Would he be willing to make the difference between the $1400 and the amount he pays? Can you get that person out and get a little more on the rent when you advertise it on a rent to own basis?

A little more on the rent or making up the difference between $1,400 and the owner's mortgage won't fix this deal. It is still a negative cash flow deal in a big way.

Mike

Originally posted by "boricua":
You need more details to be able to analyze the deal. How much is his payment? What is his motivation? Would he be willing to make the difference between the $1400 and the amount he pays? Can you get that person out and get a little more on the rent when you advertise it on a rent to own basis? Consider taking it under an option and trying to sell it retail yourself, you won't be able to list it because the property is not yours, you only have an interest in it. Good luck

His PITI is $1721 with an additional $12 HOA fee. As far as getting somebody in an RTO situation, I suppose it's possible, but I'm not sure how much higher a month people are willing to pay for that. 3/2's generally top out at 1300 in this part of town. The HOA doesn't allow for multi-tenant rentals, so its a bit of a miracle that he has a single tenant for $1400, really. Losing $300 a month isnt bad if you only have to stand that for a month or two until sale, but it's definitely not a long term strategy.

A little picture painting here: It's an out of state investor that purchased the property through foreclosure in the late 90's. The subdivision is in a suburb of generally nice homes in the 230-450 range. His purchase price back then was around 130k or so. He had it listed for awhile at 240k and the listing eventually expired. Through realquest I was able to find out that he refinanced the property in April, and the transaction records say 202k, not 211k which he says is currently owed. There is apparently only that one mortgage.

Through realquest I was able to find out that he refinanced the property in April, and the transaction records say 202k, not 211k which he says is currently owed. There is apparently only that one mortgage.

That was REALLY STUPID on the part of the owner. To take out almost all the equity on a negative cash flow property in a declining market is financial suicide. Very foolish. With a small decline in the market, he could easily be upside down and stuck with the negative cash flow for many years.

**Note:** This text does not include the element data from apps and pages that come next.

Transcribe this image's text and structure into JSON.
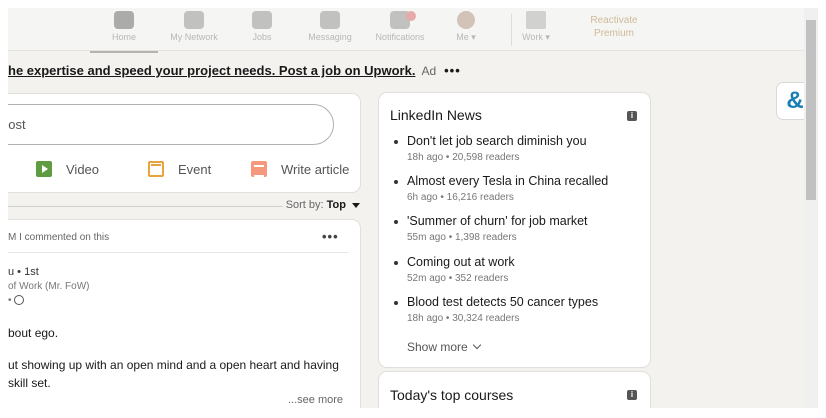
{
  "nav": {
    "items": [
      {
        "label": "Home"
      },
      {
        "label": "My Network"
      },
      {
        "label": "Jobs"
      },
      {
        "label": "Messaging"
      },
      {
        "label": "Notifications"
      },
      {
        "label": "Me ▾"
      },
      {
        "label": "Work ▾"
      }
    ],
    "premium": "Reactivate Premium"
  },
  "ad": {
    "text": "he expertise and speed your project needs. Post a job on Upwork.",
    "tag": "Ad",
    "more": "•••"
  },
  "composer": {
    "placeholder": "post",
    "actions": [
      {
        "label": "Video",
        "icon": "video-icon",
        "color": "#5f9b41"
      },
      {
        "label": "Event",
        "icon": "calendar-icon",
        "color": "#e7a33e"
      },
      {
        "label": "Write article",
        "icon": "article-icon",
        "color": "#f5987e"
      }
    ]
  },
  "sort": {
    "label": "Sort by:",
    "value": "Top"
  },
  "post": {
    "activity": "M I commented on this",
    "menu": "•••",
    "author_degree": "u • 1st",
    "author_headline": "of Work (Mr. FoW)",
    "time_visibility": "•",
    "line1": "bout ego.",
    "line2": "ut showing up with an open mind and a open heart and having",
    "line3": "skill set.",
    "see_more": "...see more"
  },
  "news": {
    "title": "LinkedIn News",
    "items": [
      {
        "title": "Don't let job search diminish you",
        "meta": "18h ago • 20,598 readers"
      },
      {
        "title": "Almost every Tesla in China recalled",
        "meta": "6h ago • 16,216 readers"
      },
      {
        "title": "'Summer of churn' for job market",
        "meta": "55m ago • 1,398 readers"
      },
      {
        "title": "Coming out at work",
        "meta": "52m ago • 352 readers"
      },
      {
        "title": "Blood test detects 50 cancer types",
        "meta": "18h ago • 30,324 readers"
      }
    ],
    "show_more": "Show more"
  },
  "courses": {
    "title": "Today's top courses"
  },
  "side_logo": "&",
  "colors": {
    "accent": "#0a66c2",
    "premium": "#915907",
    "notification": "#cc1016"
  }
}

Again, this is the fallacy of betting on appreciation. He bought the house for $130K (plus whatever repairs were needed at that time) and it appreciated to $270K at it's peak (according to the appraisal). Now that the market is declining, he can't sell it at $240K and yet instead of selling it at whatever price he can get and locking in his profit, he's accepting a big negative cash flow while HOPING that the market picks back up. If he did a little research, he would know that after a real estate boom and upon reaching the new low (yet to happen), it takes 8-10 years for the inflation adjusted price to once again reach its previous high. OUCH!

A good lesson of what NOT to do!

Mike